Climb aboard the historic canoes of this country’s two greatest explorers and experience their journey up the Missouri River, over the Great Divide and to the Pacific Ocean. Stephen Ambrose has written a wonderful book—Undaunted Courage—about the journeys of Lewis and Clark. Although you can download the Lewis and Clark Journals for free, Ambrose nicely fills in the gaps, expounding on the bigger, historical picture of those times.
Ambrose references the journals quite frequently, and they actually form the basis for his book. He unveils President Jefferson’s early goals and ambitions for our country and the ultimate mission of the Corps of Discovery. Jefferson eagerly sought to expand our nation westward, hoping to set up an important trade route along the way. Maps would need to be drawn and the ways of the American Indian chronicled. At that time, they did not know if an all water route to the Pacific existed or not. If America didn’t claim the land, the British would. Jefferson could only entrust such an important undertaking to one man, Meriwether Lewis.

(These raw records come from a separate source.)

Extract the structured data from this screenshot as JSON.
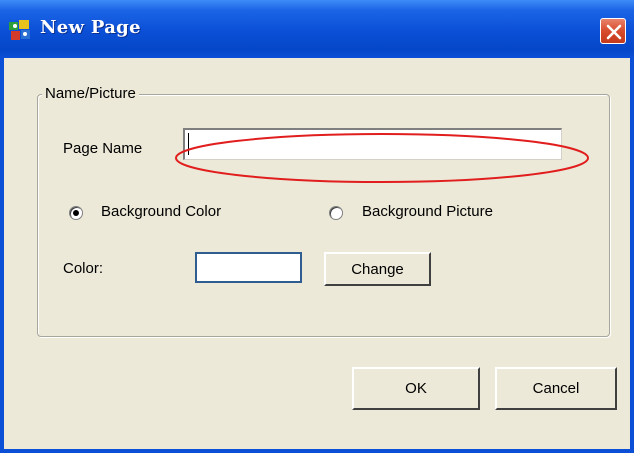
{
  "window": {
    "title": "New Page",
    "icon": "app-icon",
    "close_icon": "close-icon",
    "colors": {
      "titlebar": "#0a4fd6",
      "face": "#ece9d8",
      "close_button": "#d84b2c",
      "highlight_ellipse": "#e11d1d"
    }
  },
  "group": {
    "legend": "Name/Picture"
  },
  "page_name": {
    "label": "Page Name",
    "value": "",
    "placeholder": ""
  },
  "background": {
    "options": [
      {
        "label": "Background Color",
        "selected": true
      },
      {
        "label": "Background Picture",
        "selected": false
      }
    ]
  },
  "color": {
    "label": "Color:",
    "swatch": "#ffffff",
    "change_label": "Change"
  },
  "buttons": {
    "ok_label": "OK",
    "cancel_label": "Cancel"
  }
}
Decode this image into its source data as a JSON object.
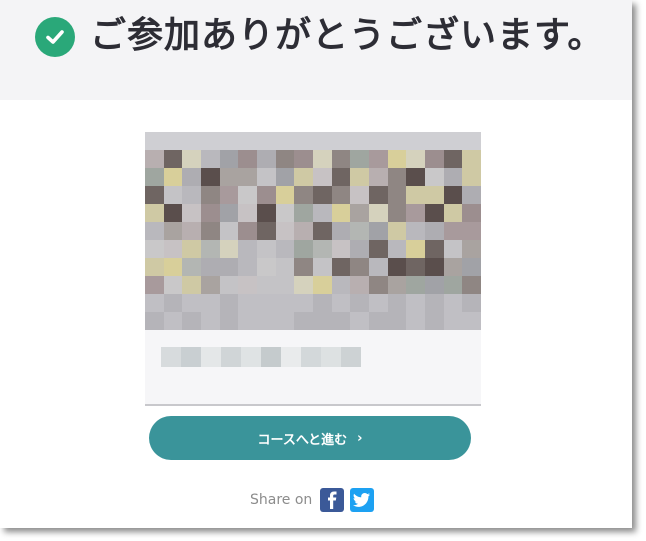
{
  "header": {
    "title": "ご参加ありがとうございます。",
    "icon": "check-circle-icon",
    "icon_color": "#2aa879"
  },
  "course_card": {
    "image": "blurred-course-thumbnail"
  },
  "cta": {
    "label": "コースへと進む",
    "arrow": "›",
    "color": "#3a949a"
  },
  "share": {
    "label": "Share on",
    "networks": [
      {
        "name": "facebook-icon",
        "color": "#3b5998"
      },
      {
        "name": "twitter-icon",
        "color": "#1da1f2"
      }
    ]
  }
}
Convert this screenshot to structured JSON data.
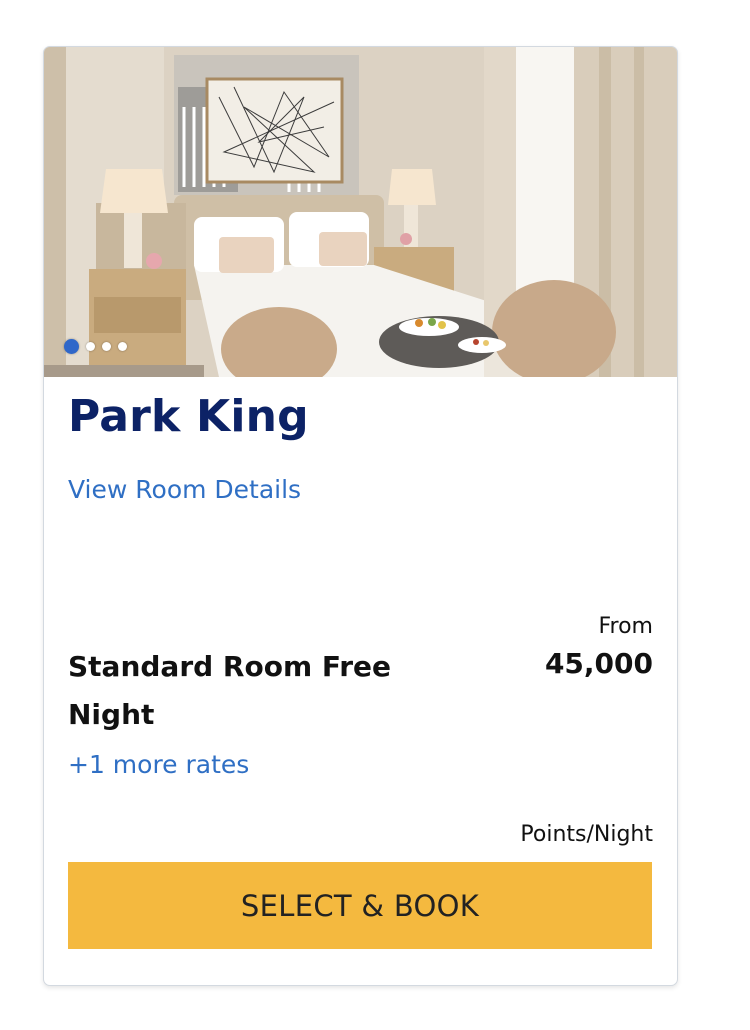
{
  "room": {
    "name": "Park King",
    "details_link": "View Room Details",
    "image_alt": "hotel-room-photo",
    "carousel": {
      "total_slides": 4,
      "active_slide": 1
    }
  },
  "rate": {
    "name": "Standard Room Free Night",
    "from_label": "From",
    "price": "45,000",
    "unit_label": "Points/Night",
    "more_rates": "+1 more rates"
  },
  "actions": {
    "book_label": "SELECT & BOOK"
  },
  "colors": {
    "title": "#0c2266",
    "link": "#2f6fc4",
    "button": "#f4b93f",
    "active_dot": "#2f67c9"
  }
}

Both Captains Lewis and Clark displayed great character and fortitude. The book captures their times of courage and despair and their historic friendship. Together, they endured bitter winters, pushed their boats up boulder infested streams, and hiked over massive, unforgiving mountains. At times, hunger drove them to kill their horses and dogs for food. Friendly and unfriendly Indians greeted them along the way. Through it all, they pressed on, leaving behind a legacy every American can cherish.
If you’d like to purchase a copy of the book, go to Amazon: Undaunted Courage: Meriwether Lewis, Thomas Jefferson and the Opening of the American West.
I conclude this post with some fitting words from Thomas Jefferson. His 1813 quote refers specifically to Meriwether Lewis.
“Of courage undaunted, possessing a firmness & perseverance of purpose which nothing but impossibilities could divert from it’s direction, careful as a father of those committed to his charge, yet steady in the maintenance of order & discipline, intimate with the Indian character, customs & principles, habituated to the hunting life, guarded by exact observation of the vegetables & animals of his own country, against losing time in the description of objects already possessed, honest, disinterested, liberal, of sound understanding and a fidelity to truth so scrupulous that whatever he should report would be as certain as if seen by ourselves, with all these qualifications as if selected and implanted by nature in one body, for this express purpose, I could have no hesitation in confiding the enterprise to him.”